Brendan Smith, Fianna Fáil TD for Cavan-Monaghan, again raised the issue of undocumented Irish people in the US during a recent debate in Dáil Éireann (Parliament).

“I believe, as I have mentioned in this House on many occasions, that in all engagements with all politicians in the United States, from the President down to people from state legislatures and city halls, we must always be very mindful of the position of the undocumented Irish," TD Smith said to Taoiseach (Irish leader) Leo Varadkar in the Dáil on October 18.

"We must and continue to emphasize in all forums the need to make progress on regularizing the status of the undocumented Irish."

Smith said the best estimate available to Ireland's Department of Foreign Affairs is that there are fewer than 10,000 Irish people in such a position.

"The overwhelming majority of those people are working hard, paying their taxes, contributing to society but, unfortunately, they do not have the status they need," Smith said, "They do not have residency status or access to visas."

Smith continued: "I am fully conscious that it will be difficult to have comprehensive immigration reform in the present climate in the United States, but we must continue to endeavor to get a legal pathway to status for those people and for other people who wish to emigrate from our country for whatever reasons to the United States.”

In response, the Taoiseach said: “I think we have a really good model that other states could follow in terms of regularizing undocumented people. 

“We have done a few schemes in this State, including one for people who arrived with student visas and subsequently lost their status. I think it is a good example for the US to follow. 

“But, unfortunately, I do not think it is going to be possible for it to do so.

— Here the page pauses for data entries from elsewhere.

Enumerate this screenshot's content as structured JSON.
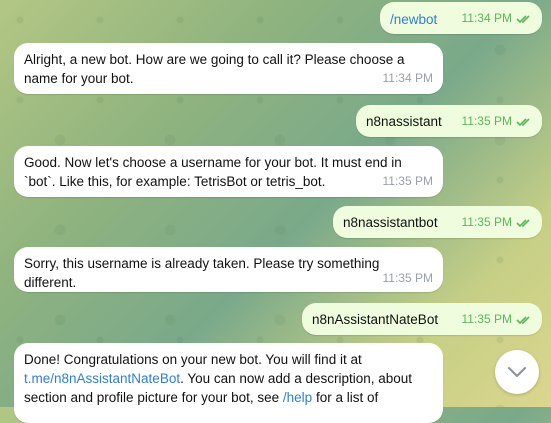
{
  "messages": [
    {
      "dir": "out",
      "text": "/newbot",
      "time": "11:34 PM"
    },
    {
      "dir": "in",
      "text": "Alright, a new bot. How are we going to call it? Please choose a name for your bot.",
      "time": "11:34 PM"
    },
    {
      "dir": "out",
      "text": "n8nassistant",
      "time": "11:35 PM"
    },
    {
      "dir": "in",
      "text": "Good. Now let's choose a username for your bot. It must end in `bot`. Like this, for example: TetrisBot or tetris_bot.",
      "time": "11:35 PM"
    },
    {
      "dir": "out",
      "text": "n8nassistantbot",
      "time": "11:35 PM"
    },
    {
      "dir": "in",
      "text": "Sorry, this username is already taken. Please try something different.",
      "time": "11:35 PM"
    },
    {
      "dir": "out",
      "text": "n8nAssistantNateBot",
      "time": "11:35 PM"
    },
    {
      "dir": "in",
      "text_parts": [
        "Done! Congratulations on your new bot. You will find it at ",
        "t.me/n8nAssistantNateBot",
        ". You can now add a description, about section and profile picture for your bot, see ",
        "/help",
        " for a list of"
      ]
    }
  ],
  "colors": {
    "incoming": "#ffffff",
    "outgoing": "#effdde",
    "link": "#2f7fd0",
    "checks": "#5cb55a"
  },
  "icons": {
    "read_receipt": "double-check-icon",
    "scroll_down": "chevron-down-icon"
  }
}
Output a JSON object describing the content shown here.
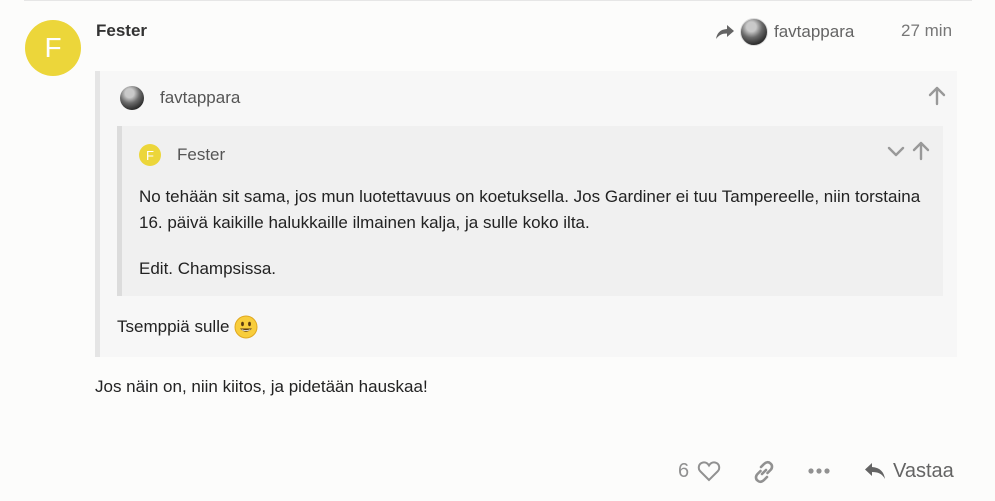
{
  "post": {
    "author": "Fester",
    "author_initial": "F",
    "reply_to_user": "favtappara",
    "time": "27 min",
    "body": "Jos näin on, niin kiitos, ja pidetään hauskaa!"
  },
  "quote_outer": {
    "author": "favtappara",
    "text": "Tsemppiä sulle"
  },
  "quote_inner": {
    "author": "Fester",
    "author_initial": "F",
    "paragraph_1": "No tehään sit sama, jos mun luotettavuus on koetuksella. Jos Gardiner ei tuu Tampereelle, niin torstaina 16. päivä kaikille halukkaille ilmainen kalja, ja sulle koko ilta.",
    "paragraph_2": "Edit. Champsissa."
  },
  "actions": {
    "like_count": "6",
    "reply_label": "Vastaa"
  },
  "colors": {
    "avatar_yellow": "#ecd63a",
    "icon_gray": "#919191"
  }
}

"The whole debate around migration in the US has become so polarized. I think it would be very difficult for any President or any Congress to be able to get reform through.

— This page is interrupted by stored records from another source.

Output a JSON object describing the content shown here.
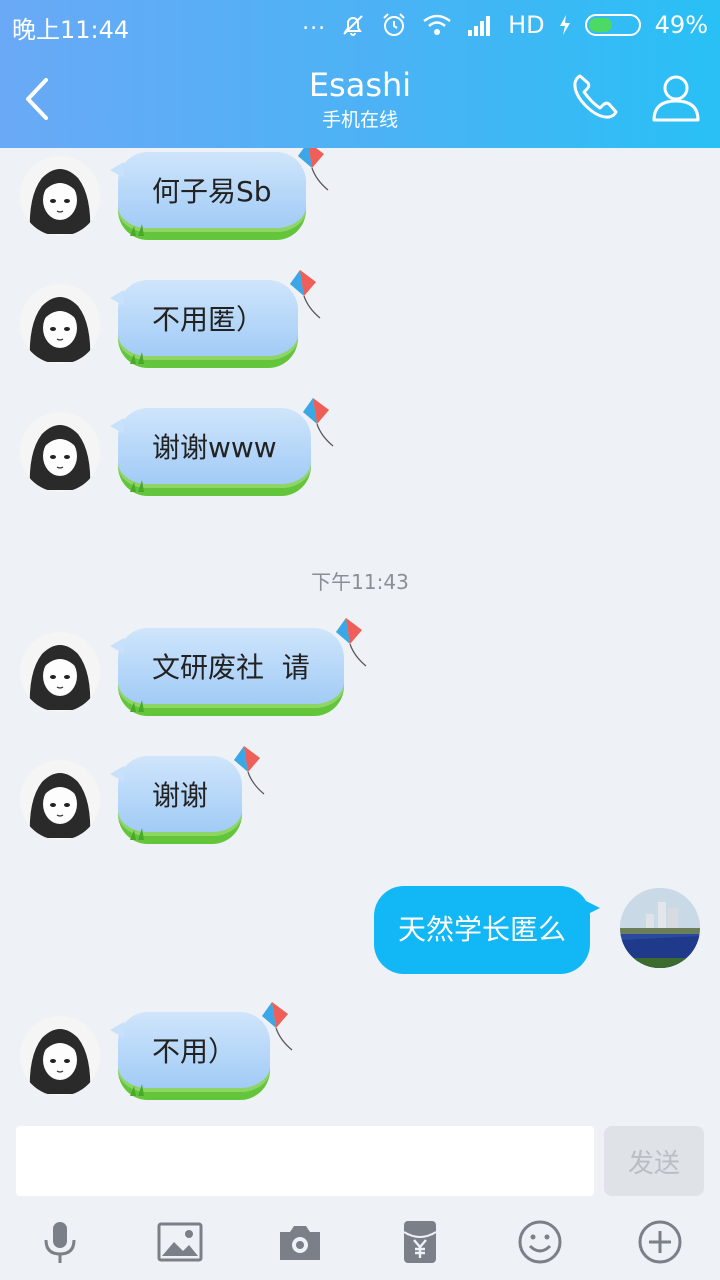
{
  "status_bar": {
    "time": "晚上11:44",
    "dots": "...",
    "network": "HD",
    "battery": "49%",
    "battery_level": 0.49
  },
  "header": {
    "title": "Esashi",
    "subtitle": "手机在线"
  },
  "messages": [
    {
      "from": "them",
      "text": "何子易Sb"
    },
    {
      "from": "them",
      "text": "不用匿）"
    },
    {
      "from": "them",
      "text": "谢谢www"
    },
    {
      "type": "time",
      "text": "下午11:43"
    },
    {
      "from": "them",
      "text": "文研废社  请"
    },
    {
      "from": "them",
      "text": "谢谢"
    },
    {
      "from": "me",
      "text": "天然学长匿么"
    },
    {
      "from": "them",
      "text": "不用）"
    }
  ],
  "input": {
    "placeholder": "",
    "value": "",
    "send_label": "发送"
  },
  "toolbar": {
    "icons": [
      "microphone-icon",
      "image-icon",
      "camera-icon",
      "red-packet-icon",
      "emoji-icon",
      "plus-icon"
    ]
  },
  "colors": {
    "accent": "#12b7f5",
    "header_start": "#6aa9f6",
    "header_end": "#28c0f5"
  }
}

“That is a real shame but hopefully that will change at some point in the future.”

You can watch TD Brendan Smith and Taoiseach Leo Varadkar's exchange in the Dail regarding undocumented Irish people in the US here:

The matter of undocumented Irish in the US has been raised in the Dáil several times this year.

In July, Smith asked Micheál Martin, Ireland's Tánaiste and Minister for Foreign Affairs, if there have been any recent discussions with US authorities in relation to immigration reform, particularly regarding the status of the undocumented Irish.

The Tánaiste said that addressing the "difficult situation" of undocumented Irish in the US and "working to secure legal pathways for Irish people seeking to live and work in the US continues to be a key priority for the Government."

He added that immigration matters are "raised on a regular and ongoing basis with US representatives," and that the Irish government "actively supports the Biden administration’s efforts to achieve comprehensive immigration reform."

On his first day in office, President Biden introduced the U.S. Citizenship Act of 2021, but the bill later died in committee stages. In May of this year, it was reintroduced in the House by Rep Linda Sánchez, who says the proposed legislation "Provides an earned path to citizenship for people who contribute to their communities, including their spouses and children." The bill was referred to the Subcommittee on the Central Intelligence Agency and the Subcommittee on the National Intelligence Enterprise in June.

Similar to the Taoiseach's recent comments, the Tánaiste said in July that he does not "underestimate the obstacles to achieving this given the political sensitivities of immigration issues in the United States, including in Congress."

The Tánaiste added that he raised the question of "access to visas" with politicians on both sides of the aisle during his visit to Washington, DC in February and that the Government has also raised this issue directly with President Biden in recent months.

Earlier in July, TD Michael Lowry asked the Tánaiste for an update regarding the E3 visa in the US.

The E3 visa, a 2-year American working visa that is currently available to Australians only as part of the Australia-United States Free Trade Agreement (AUSFTA), was first introduced in the US in 2005. There has been a push for a number of years to secure Irish access to the visas unclaimed by Australians. The efforts were nearly realized in 2018 until the legislation was narrowly blocked

The Tánaiste noted that the reintroduction of the E3 visa bill in US Congress last year was "welcome," however the bill lapsed when Congress concluded at the end of 2022.

"The Government strongly advocated for this proposal which, if passed, would bring about new two-way traffic between Ireland and the United States that could impact positively on economic, cultural, and people-to-people ties," the Tánaiste said.

"New immigration flows would also reinvigorate Irish communities across the United States and, overall, add to the vibrancy of our sizeable Irish diaspora in the US.

"While the Government continues to support efforts to get an ‘Irish specific’ category of E3 visa, the challenges to enactment should not be underestimated. Almost every US legislative proposal related to immigration reform in the last decade has stalled in Congress.

"Nonetheless, I will continue to take all opportunities to develop new immigration pathways for Irish people who wish to live and work in the United States."

Meanwhile, the registration for the 2025 Diversity Visa, often known as the 'green card lottery,' ends on November 7, 2023. The annual Diversity Visa program makes available up to 55,000 diversity immigrant visas each year to randomly selected entrants from eligible countries, including Ireland and Northern Ireland.

According to the US Department of State, 18 people from Ireland were selected for the DV-2024 program, a small increase from the 13 people selected for the 2023 program.